* Task details
Every line of the data below that holds the string "description" needs to be reported.
-------- Supplied information
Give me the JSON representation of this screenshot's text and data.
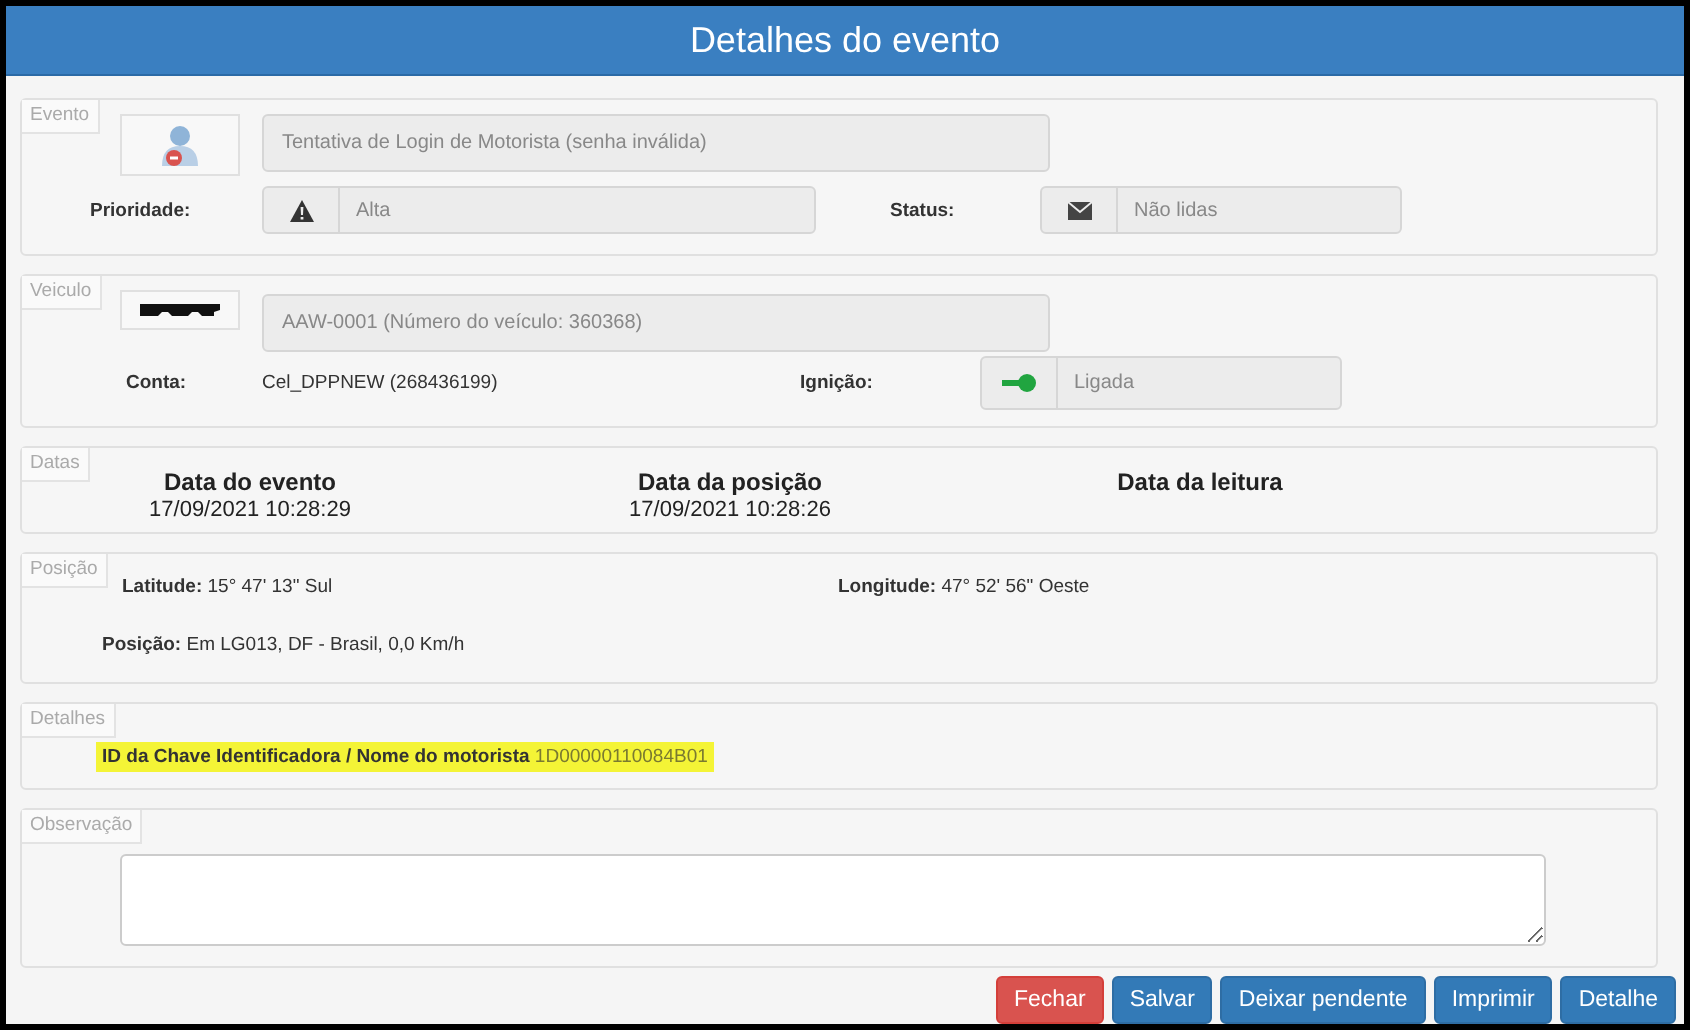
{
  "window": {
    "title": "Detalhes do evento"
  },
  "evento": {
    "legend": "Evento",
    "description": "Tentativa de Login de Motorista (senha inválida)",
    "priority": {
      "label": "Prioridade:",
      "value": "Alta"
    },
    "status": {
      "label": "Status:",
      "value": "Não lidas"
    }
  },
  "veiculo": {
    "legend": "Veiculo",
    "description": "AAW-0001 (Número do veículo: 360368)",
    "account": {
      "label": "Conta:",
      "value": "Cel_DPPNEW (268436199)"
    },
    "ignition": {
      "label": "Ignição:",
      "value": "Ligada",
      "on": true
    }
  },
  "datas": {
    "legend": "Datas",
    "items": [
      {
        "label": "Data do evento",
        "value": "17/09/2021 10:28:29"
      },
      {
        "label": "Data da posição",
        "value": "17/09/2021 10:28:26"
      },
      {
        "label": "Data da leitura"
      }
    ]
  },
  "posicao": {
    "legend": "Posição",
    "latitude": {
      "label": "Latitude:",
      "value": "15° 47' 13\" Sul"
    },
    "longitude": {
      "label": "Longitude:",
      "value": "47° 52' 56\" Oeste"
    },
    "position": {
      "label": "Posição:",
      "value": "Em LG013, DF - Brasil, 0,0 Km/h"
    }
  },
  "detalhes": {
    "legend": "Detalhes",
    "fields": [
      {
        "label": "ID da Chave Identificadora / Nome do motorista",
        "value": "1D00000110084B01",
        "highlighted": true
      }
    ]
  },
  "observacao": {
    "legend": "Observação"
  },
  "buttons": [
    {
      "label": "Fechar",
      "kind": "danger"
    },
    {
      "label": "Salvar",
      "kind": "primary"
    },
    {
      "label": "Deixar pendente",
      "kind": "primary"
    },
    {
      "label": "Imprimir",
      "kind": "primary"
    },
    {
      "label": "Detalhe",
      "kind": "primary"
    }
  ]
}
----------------
* Result for this exercise
    "description": "Tentativa de Login de Motorista (senha inválida)",
    "description": "AAW-0001 (Número do veículo: 360368)",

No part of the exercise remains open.